However, Marc Morano reported on Climate Depot that a pressure campaign has succeeded in getting the distributor to pull the film. Josh Fox, who directed 2010's semi-factual anti-hydraulic fracturing documentary, Gasland, launched the campaign on Twitter and tweeted Friday afternoon that the distributors had agreed to withdraw Planet of the Humans. Fox also tweeted that he didn’t blame the distributors because they hadn’t seen the film before releasing it.
Gibbs and Moore approach green energy from the perspective of the ultra-far left.

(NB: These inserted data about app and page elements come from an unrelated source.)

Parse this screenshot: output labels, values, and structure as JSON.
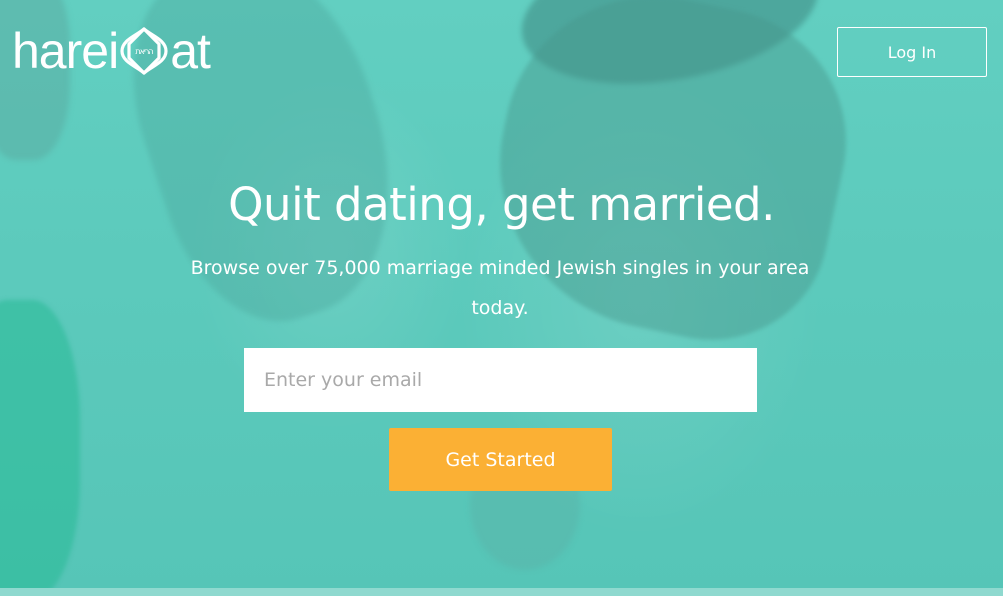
{
  "brand": {
    "name_left": "harei",
    "name_right": "at",
    "mark_label": "הריאת",
    "logo_icon": "diamond-ring-mark-icon"
  },
  "header": {
    "login_label": "Log In"
  },
  "hero": {
    "headline": "Quit dating, get married.",
    "subhead": "Browse over 75,000 marriage minded Jewish singles in your area today."
  },
  "signup": {
    "email_placeholder": "Enter your email",
    "email_value": "",
    "submit_label": "Get Started"
  },
  "colors": {
    "overlay": "#5fcbbd",
    "accent_button": "#fbb034",
    "text": "#ffffff"
  }
}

They believe that everything wrong and evil in the world is caused by “cancerous” capitalism and the billionaire plutocrats who control the global economy. In addition to anti-capitalism, Gibbs has been strongly influenced by Deep Ecology, the anti-human ideology that preaches that drastic population control and near-total deindustrialization are necessary to save the planet.

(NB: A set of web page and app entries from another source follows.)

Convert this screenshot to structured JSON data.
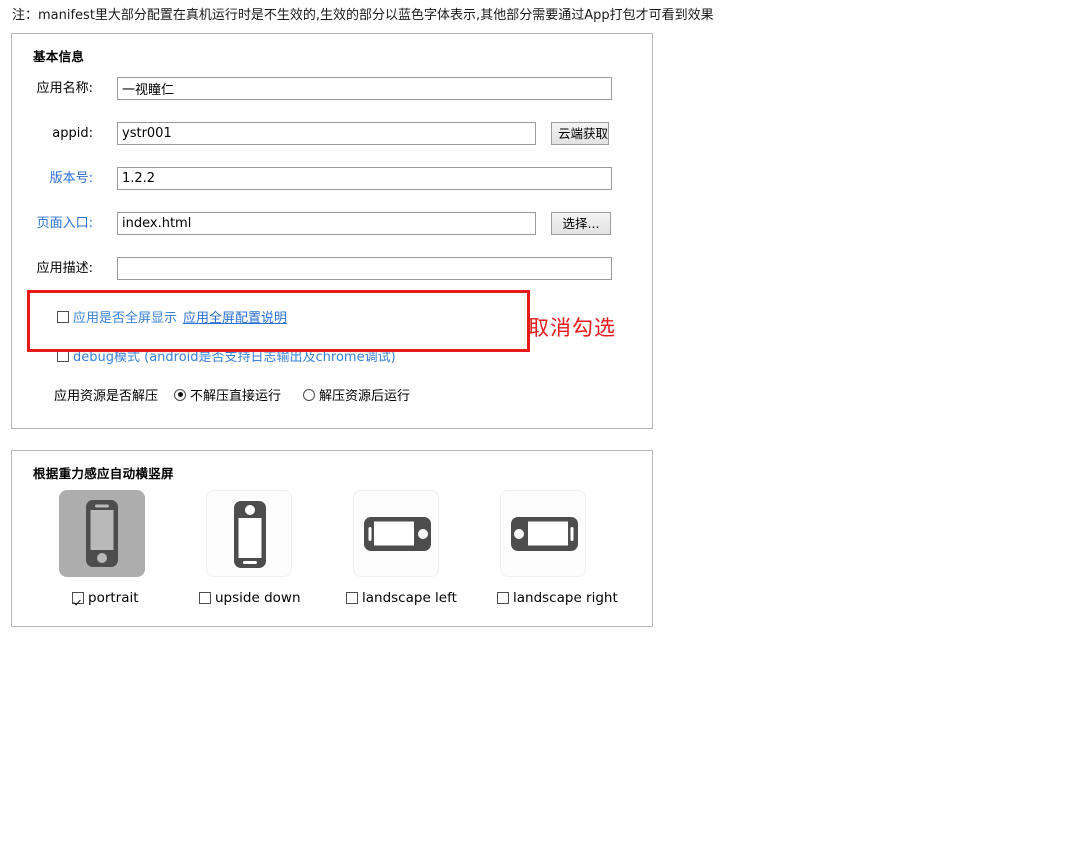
{
  "note": "注：manifest里大部分配置在真机运行时是不生效的,生效的部分以蓝色字体表示,其他部分需要通过App打包才可看到效果",
  "basic_panel": {
    "title": "基本信息",
    "fields": [
      {
        "label": "应用名称:",
        "value": "一视瞳仁",
        "label_color": "black",
        "button": null
      },
      {
        "label": "appid:",
        "value": "ystr001",
        "label_color": "black",
        "button": "云端获取"
      },
      {
        "label": "版本号:",
        "value": "1.2.2",
        "label_color": "blue",
        "button": null
      },
      {
        "label": "页面入口:",
        "value": "index.html",
        "label_color": "blue",
        "button": "选择..."
      },
      {
        "label": "应用描述:",
        "value": "",
        "label_color": "black",
        "button": null
      }
    ],
    "fullscreen": {
      "label": "应用是否全屏显示",
      "link": "应用全屏配置说明",
      "checked": false
    },
    "debug": {
      "label": "debug模式 (android是否支持日志输出及chrome调试)",
      "checked": false
    },
    "unzip": {
      "label": "应用资源是否解压",
      "options": [
        {
          "label": "不解压直接运行",
          "selected": true
        },
        {
          "label": "解压资源后运行",
          "selected": false
        }
      ]
    }
  },
  "annotation": {
    "text": "取消勾选",
    "color": "#e8191b"
  },
  "orientation_panel": {
    "title": "根据重力感应自动横竖屏",
    "items": [
      {
        "label": "portrait",
        "checked": true,
        "icon": "phone-portrait-icon",
        "selected": true
      },
      {
        "label": "upside down",
        "checked": false,
        "icon": "phone-upside-down-icon",
        "selected": false
      },
      {
        "label": "landscape left",
        "checked": false,
        "icon": "phone-landscape-left-icon",
        "selected": false
      },
      {
        "label": "landscape right",
        "checked": false,
        "icon": "phone-landscape-right-icon",
        "selected": false
      }
    ]
  }
}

Much of the analysis is taken from a 2012 book, Green Illusions: The Dirty Secrets of Clean Energy and the Future of Environmentalism by Ozzie Zehner, who was a co-producer of the film and gives a key interview in it.

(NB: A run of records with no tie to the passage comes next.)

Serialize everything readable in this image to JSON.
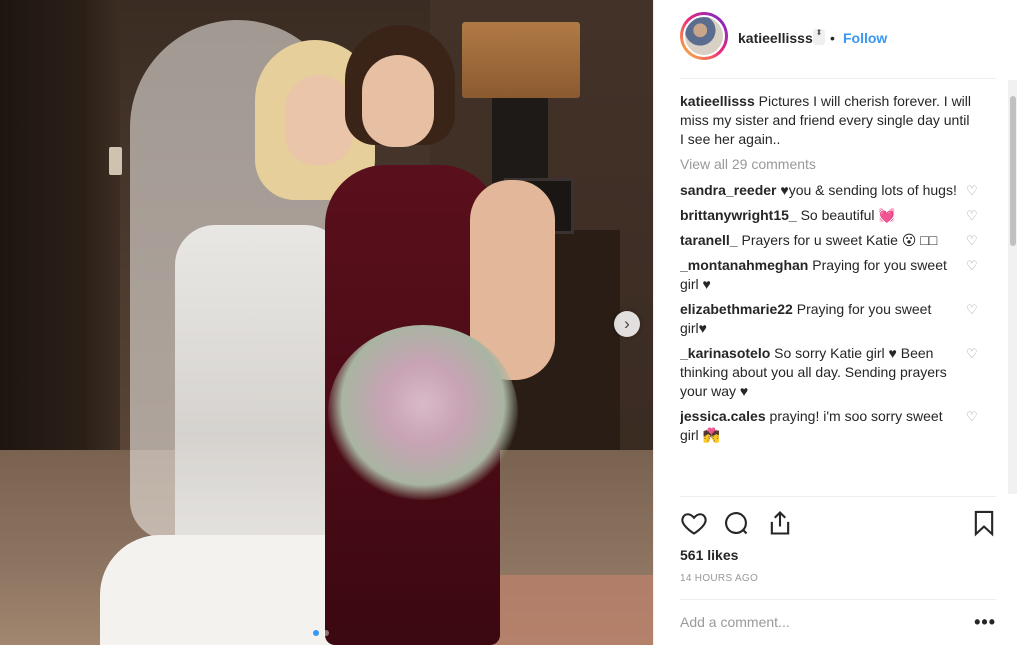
{
  "post": {
    "username": "katieellisss",
    "toggle_glyph": "⬍",
    "separator": "•",
    "follow_label": "Follow",
    "caption_text": "Pictures I will cherish forever. I will miss my sister and friend every single day until I see her again..",
    "view_all": "View all 29 comments",
    "comments": [
      {
        "user": "sandra_reeder",
        "text": "♥you & sending lots of hugs!"
      },
      {
        "user": "brittanywright15_",
        "text": "So beautiful 💓"
      },
      {
        "user": "taranell_",
        "text": "Prayers for u sweet Katie 😮 □□"
      },
      {
        "user": "_montanahmeghan",
        "text": "Praying for you sweet girl ♥"
      },
      {
        "user": "elizabethmarie22",
        "text": "Praying for you sweet girl♥"
      },
      {
        "user": "_karinasotelo",
        "text": "So sorry Katie girl ♥ Been thinking about you all day. Sending prayers your way ♥"
      },
      {
        "user": "jessica.cales",
        "text": "praying! i'm soo sorry sweet girl 💏"
      }
    ],
    "likes": "561 likes",
    "time": "14 HOURS AGO",
    "add_comment_placeholder": "Add a comment...",
    "more_glyph": "•••"
  },
  "icons": {
    "like": "heart-icon",
    "comment": "comment-icon",
    "share": "share-icon",
    "save": "bookmark-icon",
    "next": "chevron-right-icon"
  },
  "glyphs": {
    "next": "›",
    "heart_small": "♡"
  },
  "colors": {
    "accent": "#3897f0",
    "text": "#262626",
    "muted": "#999999",
    "border": "#efefef"
  }
}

A better title for the film would be, The Luddite Left Eats the Climate Industrial Complex. Every type of green energy is exposed as phony, useless, and inextricably dependent on fossil fuel production and large-scale hardrock mining. The targets include wind power, solar power, ethanol, biomass, battery storage, electric vehicles, and seaweed. After revealing the manifold shortcomings in each type of renewable energy, Gibbs, who narrates the film, remarks, “It was enough to make my head explode. I was getting the uneasy feeling that green energy was not going to save us.”
The film also goes after the leading green energy promoters and profiteers. Bill McKibben of 350.org is the leading target, but Al Gore, Michael Brune and the Sierra Club, Michael Bloomberg, Goldman Sachs, Elon Musk and Tesla, Arnold Scwarzenegger, the Nature Conservancy, Vinod Khosla, the Union of Concerned Scientists, Van Jones, Richard Blood, and Jeremy Grantham are also featured. And—of course—the Kochs.
For more on Planet of the Humans, James Delingpole has a great column on Breitbart and the Washington Times has published an excellent article by Valerie Richardson. The Guardian’s review is also worth reading.